## [Component data from apps and pages]
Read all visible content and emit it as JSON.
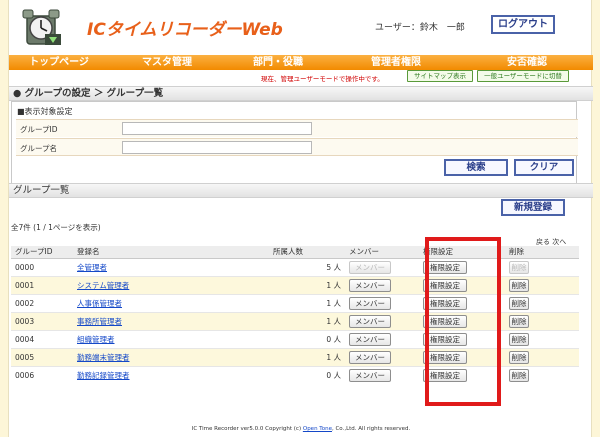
{
  "header": {
    "app_title": "ICタイムリコーダーWeb",
    "user_label": "ユーザー：鈴木　一郎",
    "logout_label": "ログアウト"
  },
  "nav": {
    "items": [
      {
        "label": "トップページ"
      },
      {
        "label": "マスタ管理"
      },
      {
        "label": "部門・役職"
      },
      {
        "label": "管理者権限"
      },
      {
        "label": "安否確認"
      }
    ]
  },
  "subbar": {
    "mode_text": "現在、管理ユーザーモードで操作中です。",
    "sitemap_label": "サイトマップ表示",
    "switch_label": "一般ユーザーモードに切替"
  },
  "page": {
    "title": "● グループの設定 ＞ グループ一覧"
  },
  "filter": {
    "subtitle": "■表示対象設定",
    "group_id_label": "グループID",
    "group_id_value": "",
    "group_name_label": "グループ名",
    "group_name_value": "",
    "search_label": "検索",
    "clear_label": "クリア"
  },
  "list": {
    "section_title": "グループ一覧",
    "new_label": "新規登録",
    "count_text": "全7件 (1 / 1ページを表示)",
    "pager_text": "戻る 次へ",
    "columns": {
      "group_id": "グループID",
      "name": "登録名",
      "members_count": "所属人数",
      "member": "メンバー",
      "permission": "権限設定",
      "delete": "削除"
    },
    "rows": [
      {
        "id": "0000",
        "name": "全管理者",
        "count": "5 人",
        "member": "メンバー",
        "perm": "権限設定",
        "del": "削除",
        "member_disabled": true,
        "del_disabled": true
      },
      {
        "id": "0001",
        "name": "システム管理者",
        "count": "1 人",
        "member": "メンバー",
        "perm": "権限設定",
        "del": "削除",
        "member_disabled": false,
        "del_disabled": false
      },
      {
        "id": "0002",
        "name": "人事係管理者",
        "count": "1 人",
        "member": "メンバー",
        "perm": "権限設定",
        "del": "削除",
        "member_disabled": false,
        "del_disabled": false
      },
      {
        "id": "0003",
        "name": "事務所管理者",
        "count": "1 人",
        "member": "メンバー",
        "perm": "権限設定",
        "del": "削除",
        "member_disabled": false,
        "del_disabled": false
      },
      {
        "id": "0004",
        "name": "組織管理者",
        "count": "0 人",
        "member": "メンバー",
        "perm": "権限設定",
        "del": "削除",
        "member_disabled": false,
        "del_disabled": false
      },
      {
        "id": "0005",
        "name": "勤務端末管理者",
        "count": "1 人",
        "member": "メンバー",
        "perm": "権限設定",
        "del": "削除",
        "member_disabled": false,
        "del_disabled": false
      },
      {
        "id": "0006",
        "name": "勤務記録管理者",
        "count": "0 人",
        "member": "メンバー",
        "perm": "権限設定",
        "del": "削除",
        "member_disabled": false,
        "del_disabled": false
      }
    ]
  },
  "footer": {
    "text_before": "IC Time Recorder ver5.0.0 Copyright (c) ",
    "link": "Open Tone",
    "text_after": ", Co.,Ltd. All rights reserved."
  },
  "colors": {
    "brand_orange": "#e8601a",
    "nav_orange": "#f28a00",
    "button_blue": "#4a62a8",
    "annotation_red": "#e01a1a"
  },
  "icons": [
    "clock-logo-icon"
  ]
}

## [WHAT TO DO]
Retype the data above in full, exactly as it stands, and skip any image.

## [SOLUTION TO THIS PROBLEM]
Read all visible content and emit it as JSON.
{
  "header": {
    "app_title": "ICタイムリコーダーWeb",
    "user_label": "ユーザー：鈴木　一郎",
    "logout_label": "ログアウト"
  },
  "nav": {
    "items": [
      {
        "label": "トップページ"
      },
      {
        "label": "マスタ管理"
      },
      {
        "label": "部門・役職"
      },
      {
        "label": "管理者権限"
      },
      {
        "label": "安否確認"
      }
    ]
  },
  "subbar": {
    "mode_text": "現在、管理ユーザーモードで操作中です。",
    "sitemap_label": "サイトマップ表示",
    "switch_label": "一般ユーザーモードに切替"
  },
  "page": {
    "title": "● グループの設定 ＞ グループ一覧"
  },
  "filter": {
    "subtitle": "■表示対象設定",
    "group_id_label": "グループID",
    "group_id_value": "",
    "group_name_label": "グループ名",
    "group_name_value": "",
    "search_label": "検索",
    "clear_label": "クリア"
  },
  "list": {
    "section_title": "グループ一覧",
    "new_label": "新規登録",
    "count_text": "全7件 (1 / 1ページを表示)",
    "pager_text": "戻る 次へ",
    "columns": {
      "group_id": "グループID",
      "name": "登録名",
      "members_count": "所属人数",
      "member": "メンバー",
      "permission": "権限設定",
      "delete": "削除"
    },
    "rows": [
      {
        "id": "0000",
        "name": "全管理者",
        "count": "5 人",
        "member": "メンバー",
        "perm": "権限設定",
        "del": "削除",
        "member_disabled": true,
        "del_disabled": true
      },
      {
        "id": "0001",
        "name": "システム管理者",
        "count": "1 人",
        "member": "メンバー",
        "perm": "権限設定",
        "del": "削除",
        "member_disabled": false,
        "del_disabled": false
      },
      {
        "id": "0002",
        "name": "人事係管理者",
        "count": "1 人",
        "member": "メンバー",
        "perm": "権限設定",
        "del": "削除",
        "member_disabled": false,
        "del_disabled": false
      },
      {
        "id": "0003",
        "name": "事務所管理者",
        "count": "1 人",
        "member": "メンバー",
        "perm": "権限設定",
        "del": "削除",
        "member_disabled": false,
        "del_disabled": false
      },
      {
        "id": "0004",
        "name": "組織管理者",
        "count": "0 人",
        "member": "メンバー",
        "perm": "権限設定",
        "del": "削除",
        "member_disabled": false,
        "del_disabled": false
      },
      {
        "id": "0005",
        "name": "勤務端末管理者",
        "count": "1 人",
        "member": "メンバー",
        "perm": "権限設定",
        "del": "削除",
        "member_disabled": false,
        "del_disabled": false
      },
      {
        "id": "0006",
        "name": "勤務記録管理者",
        "count": "0 人",
        "member": "メンバー",
        "perm": "権限設定",
        "del": "削除",
        "member_disabled": false,
        "del_disabled": false
      }
    ]
  },
  "footer": {
    "text_before": "IC Time Recorder ver5.0.0 Copyright (c) ",
    "link": "Open Tone",
    "text_after": ", Co.,Ltd. All rights reserved."
  },
  "colors": {
    "brand_orange": "#e8601a",
    "nav_orange": "#f28a00",
    "button_blue": "#4a62a8",
    "annotation_red": "#e01a1a"
  },
  "icons": [
    "clock-logo-icon"
  ]
}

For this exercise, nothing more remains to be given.